Aim of the exercise:
Scan the records below, and wherever a line has the word "pair", pull it out.

(Saved entries)
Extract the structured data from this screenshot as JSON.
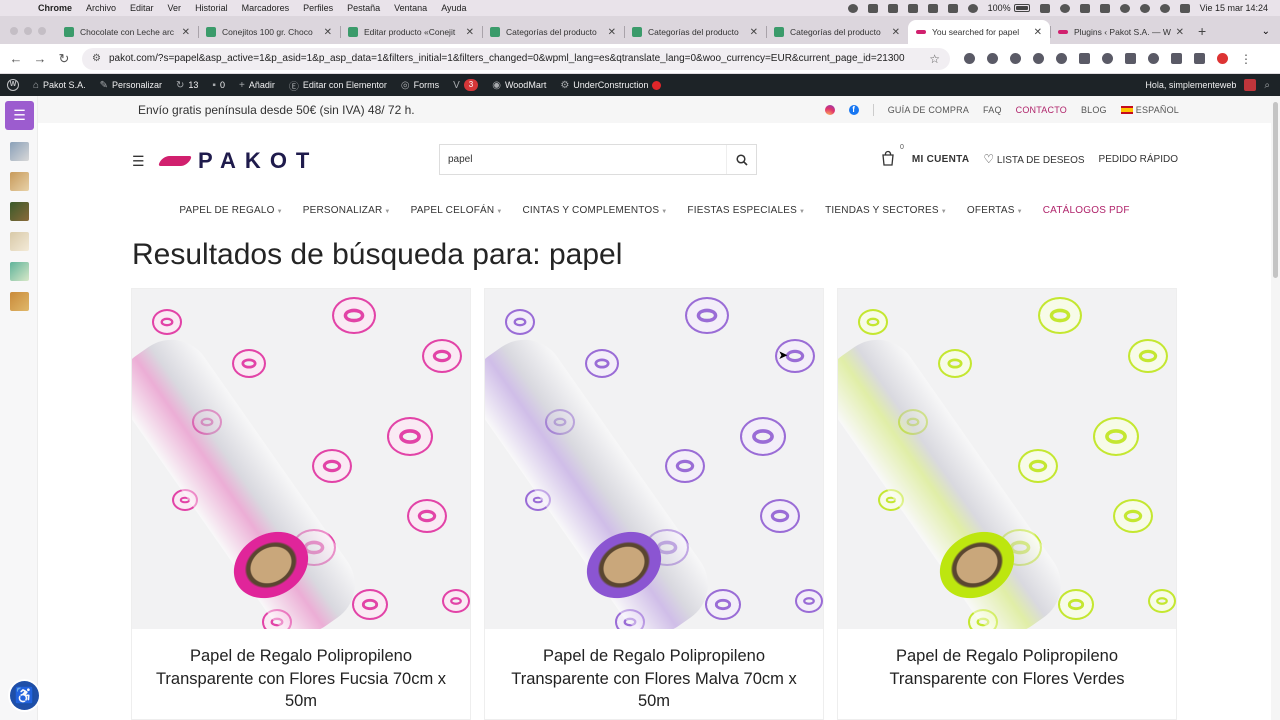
{
  "mac_menu": {
    "app": "Chrome",
    "items": [
      "Archivo",
      "Editar",
      "Ver",
      "Historial",
      "Marcadores",
      "Perfiles",
      "Pestaña",
      "Ventana",
      "Ayuda"
    ],
    "battery": "100%",
    "datetime": "Vie 15 mar  14:24"
  },
  "tabs": [
    {
      "title": "Chocolate con Leche arc",
      "color": "#3b9b6b"
    },
    {
      "title": "Conejitos 100 gr. Choco",
      "color": "#3b9b6b"
    },
    {
      "title": "Editar producto «Conejit",
      "color": "#3b9b6b"
    },
    {
      "title": "Categorías del producto",
      "color": "#3b9b6b"
    },
    {
      "title": "Categorías del producto",
      "color": "#3b9b6b"
    },
    {
      "title": "Categorías del producto",
      "color": "#3b9b6b"
    },
    {
      "title": "You searched for papel",
      "color": "#d1206e"
    },
    {
      "title": "Plugins ‹ Pakot S.A. — W",
      "color": "#d1206e"
    }
  ],
  "address": {
    "url": "pakot.com/?s=papel&asp_active=1&p_asid=1&p_asp_data=1&filters_initial=1&filters_changed=0&wpml_lang=es&qtranslate_lang=0&woo_currency=EUR&current_page_id=21300"
  },
  "wp_admin": {
    "site": "Pakot S.A.",
    "customize": "Personalizar",
    "updates": "13",
    "comments": "0",
    "add": "Añadir",
    "elementor": "Editar con Elementor",
    "forms": "Forms",
    "forms_count": "3",
    "woodmart": "WoodMart",
    "under": "UnderConstruction",
    "greeting": "Hola, simplementeweb"
  },
  "topbar": {
    "promo": "Envío gratis península desde 50€ (sin IVA) 48/ 72 h.",
    "guia": "GUÍA DE COMPRA",
    "faq": "FAQ",
    "contacto": "CONTACTO",
    "blog": "BLOG",
    "lang": "ESPAÑOL"
  },
  "header": {
    "logo": "PAKOT",
    "search_value": "papel",
    "cart_count": "0",
    "account": "MI CUENTA",
    "wishlist": "LISTA DE DESEOS",
    "quick_order": "PEDIDO RÁPIDO"
  },
  "nav": [
    "PAPEL DE REGALO",
    "PERSONALIZAR",
    "PAPEL CELOFÁN",
    "CINTAS Y COMPLEMENTOS",
    "FIESTAS ESPECIALES",
    "TIENDAS Y SECTORES",
    "OFERTAS",
    "CATÁLOGOS PDF"
  ],
  "results_title": "Resultados de búsqueda para: papel",
  "products": [
    {
      "name": "Papel de Regalo Polipropileno Transparente con Flores Fucsia 70cm x 50m",
      "color": "#e0259a"
    },
    {
      "name": "Papel de Regalo Polipropileno Transparente con Flores Malva 70cm x 50m",
      "color": "#8b55d2"
    },
    {
      "name": "Papel de Regalo Polipropileno Transparente con Flores Verdes",
      "color": "#bde60f"
    }
  ]
}
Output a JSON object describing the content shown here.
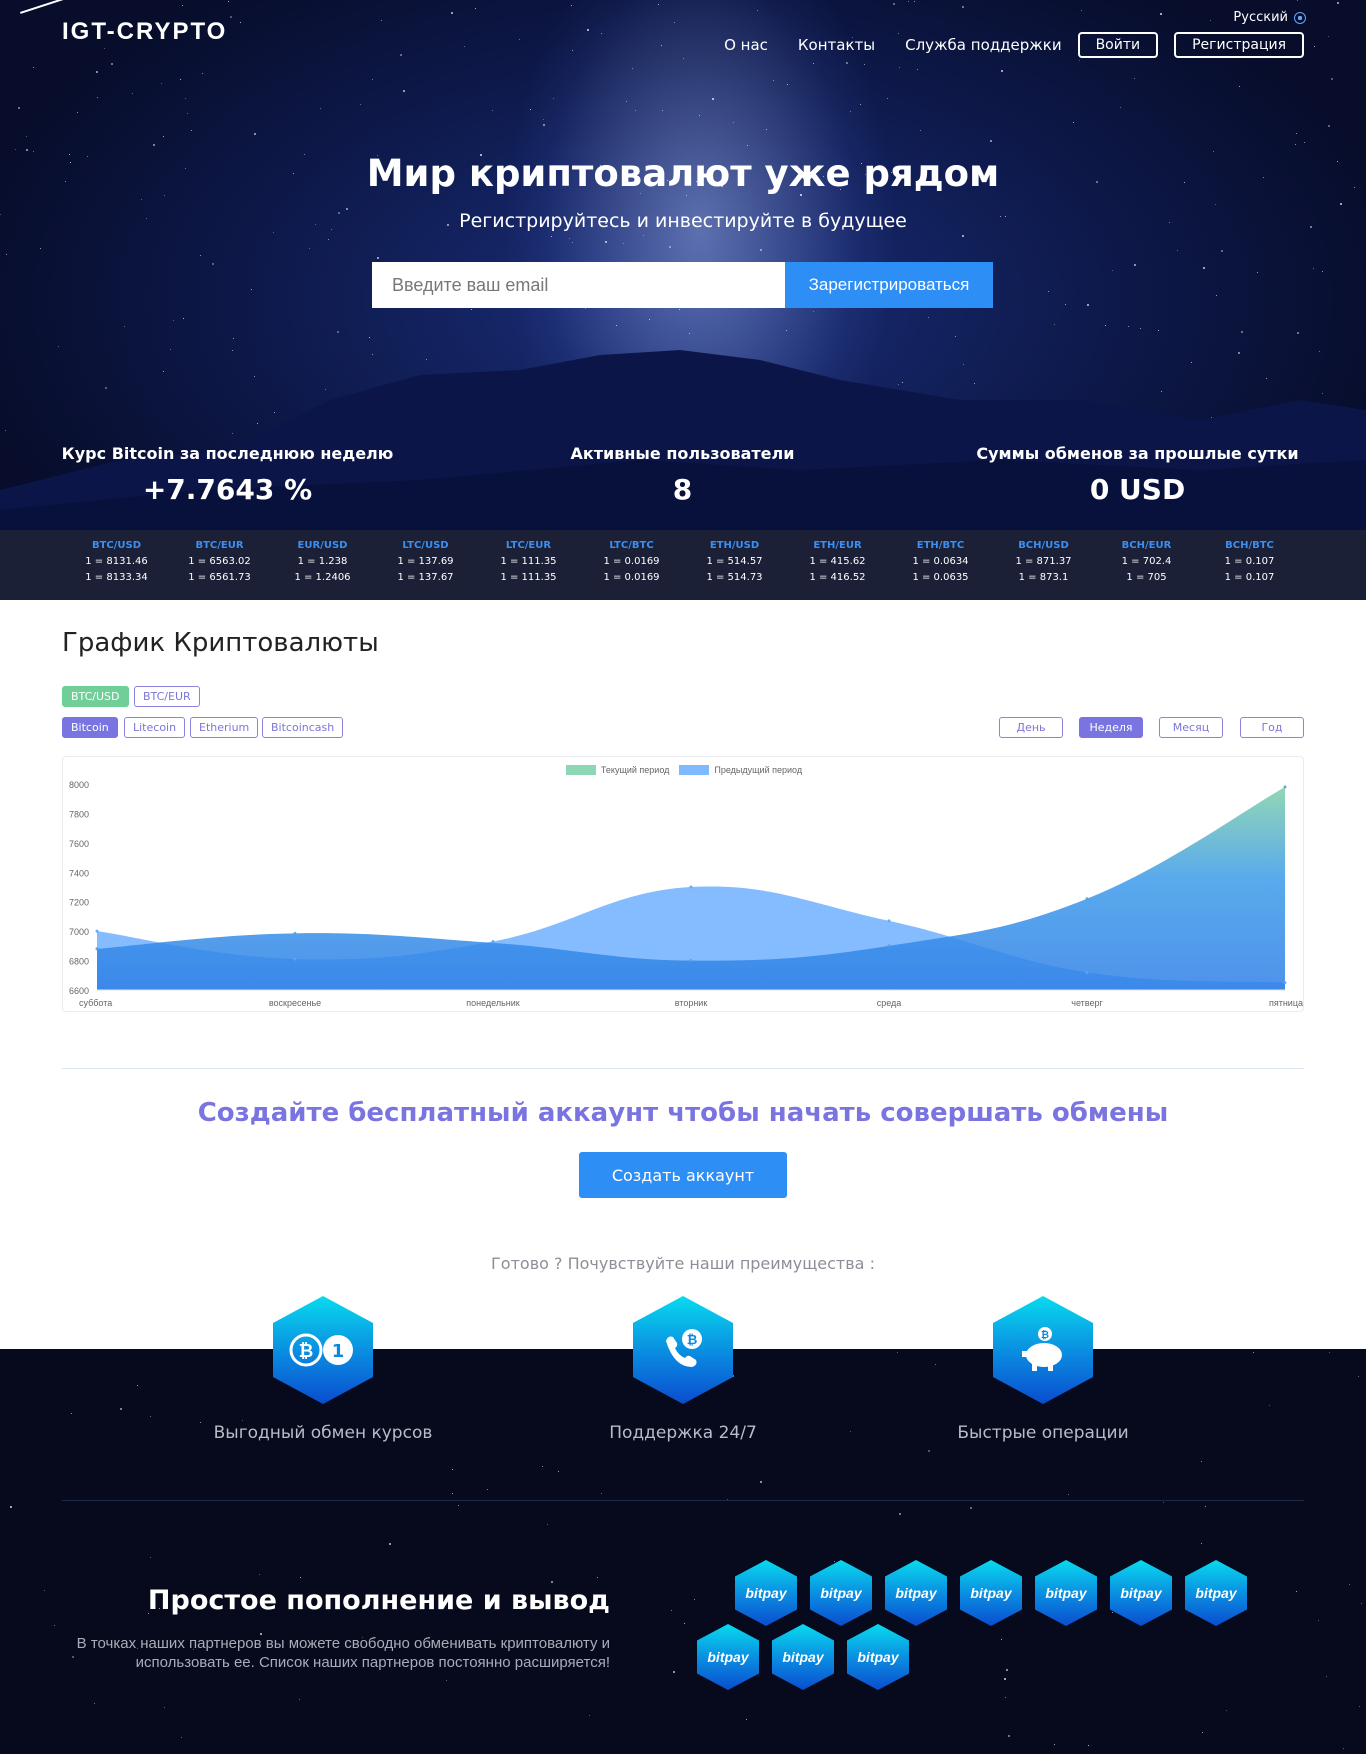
{
  "header": {
    "logo": "IGT-CRYPTO",
    "language": "Русский",
    "nav": [
      {
        "label": "О нас"
      },
      {
        "label": "Контакты"
      },
      {
        "label": "Служба поддержки"
      }
    ],
    "login_label": "Войти",
    "register_label": "Регистрация"
  },
  "hero": {
    "title": "Мир криптовалют уже рядом",
    "subtitle": "Регистрируйтесь и инвестируйте в будущее",
    "email_placeholder": "Введите ваш email",
    "submit_label": "Зарегистрироваться"
  },
  "stats": [
    {
      "label": "Курс Bitcoin за последнюю неделю",
      "value": "+7.7643 %"
    },
    {
      "label": "Активные пользователи",
      "value": "8"
    },
    {
      "label": "Суммы обменов за прошлые сутки",
      "value": "0 USD"
    }
  ],
  "ticker": [
    {
      "pair": "BTC/USD",
      "buy": "1 = 8131.46",
      "sell": "1 = 8133.34"
    },
    {
      "pair": "BTC/EUR",
      "buy": "1 = 6563.02",
      "sell": "1 = 6561.73"
    },
    {
      "pair": "EUR/USD",
      "buy": "1 = 1.238",
      "sell": "1 = 1.2406"
    },
    {
      "pair": "LTC/USD",
      "buy": "1 = 137.69",
      "sell": "1 = 137.67"
    },
    {
      "pair": "LTC/EUR",
      "buy": "1 = 111.35",
      "sell": "1 = 111.35"
    },
    {
      "pair": "LTC/BTC",
      "buy": "1 = 0.0169",
      "sell": "1 = 0.0169"
    },
    {
      "pair": "ETH/USD",
      "buy": "1 = 514.57",
      "sell": "1 = 514.73"
    },
    {
      "pair": "ETH/EUR",
      "buy": "1 = 415.62",
      "sell": "1 = 416.52"
    },
    {
      "pair": "ETH/BTC",
      "buy": "1 = 0.0634",
      "sell": "1 = 0.0635"
    },
    {
      "pair": "BCH/USD",
      "buy": "1 = 871.37",
      "sell": "1 = 873.1"
    },
    {
      "pair": "BCH/EUR",
      "buy": "1 = 702.4",
      "sell": "1 = 705"
    },
    {
      "pair": "BCH/BTC",
      "buy": "1 = 0.107",
      "sell": "1 = 0.107"
    }
  ],
  "chart_section": {
    "title": "График Криптовалюты",
    "currency_tabs": [
      "BTC/USD",
      "BTC/EUR"
    ],
    "coin_tabs": [
      "Bitcoin",
      "Litecoin",
      "Etherium",
      "Bitcoincash"
    ],
    "period_tabs": [
      "День",
      "Неделя",
      "Месяц",
      "Год"
    ],
    "active_currency": "BTC/USD",
    "active_coin": "Bitcoin",
    "active_period": "Неделя"
  },
  "chart_data": {
    "type": "area",
    "x": [
      "суббота",
      "воскресенье",
      "понедельник",
      "вторник",
      "среда",
      "четверг",
      "пятница"
    ],
    "series": [
      {
        "name": "Текущий период",
        "values": [
          6880,
          6985,
          6920,
          6800,
          6900,
          7220,
          7980
        ],
        "color": "#7fd0a8"
      },
      {
        "name": "Предыдущий период",
        "values": [
          7000,
          6810,
          6930,
          7300,
          7070,
          6720,
          6650
        ],
        "color": "#5aa6ff"
      }
    ],
    "ylim": [
      6600,
      8000
    ],
    "yticks": [
      6600,
      6800,
      7000,
      7200,
      7400,
      7600,
      7800,
      8000
    ],
    "legend": "top-center"
  },
  "cta": {
    "title": "Создайте бесплатный аккаунт чтобы начать совершать обмены",
    "button": "Создать аккаунт",
    "advantages_heading": "Готово ? Почувствуйте наши преимущества :"
  },
  "features": [
    {
      "label": "Выгодный обмен курсов",
      "icon": "bitcoin-exchange-icon"
    },
    {
      "label": "Поддержка 24/7",
      "icon": "phone-support-icon"
    },
    {
      "label": "Быстрые операции",
      "icon": "piggy-bank-icon"
    }
  ],
  "payments": {
    "title": "Простое пополнение и вывод",
    "text": "В точках наших партнеров вы можете свободно обменивать криптовалюту и использовать ее. Список наших партнеров постоянно расширяется!",
    "partners": [
      "bitpay",
      "bitpay",
      "bitpay",
      "bitpay",
      "bitpay",
      "bitpay",
      "bitpay",
      "bitpay",
      "bitpay",
      "bitpay"
    ]
  }
}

Written answer:
      "pair": "BTC/USD",
      "pair": "BTC/EUR",
      "pair": "EUR/USD",
      "pair": "LTC/USD",
      "pair": "LTC/EUR",
      "pair": "LTC/BTC",
      "pair": "ETH/USD",
      "pair": "ETH/EUR",
      "pair": "ETH/BTC",
      "pair": "BCH/USD",
      "pair": "BCH/EUR",
      "pair": "BCH/BTC",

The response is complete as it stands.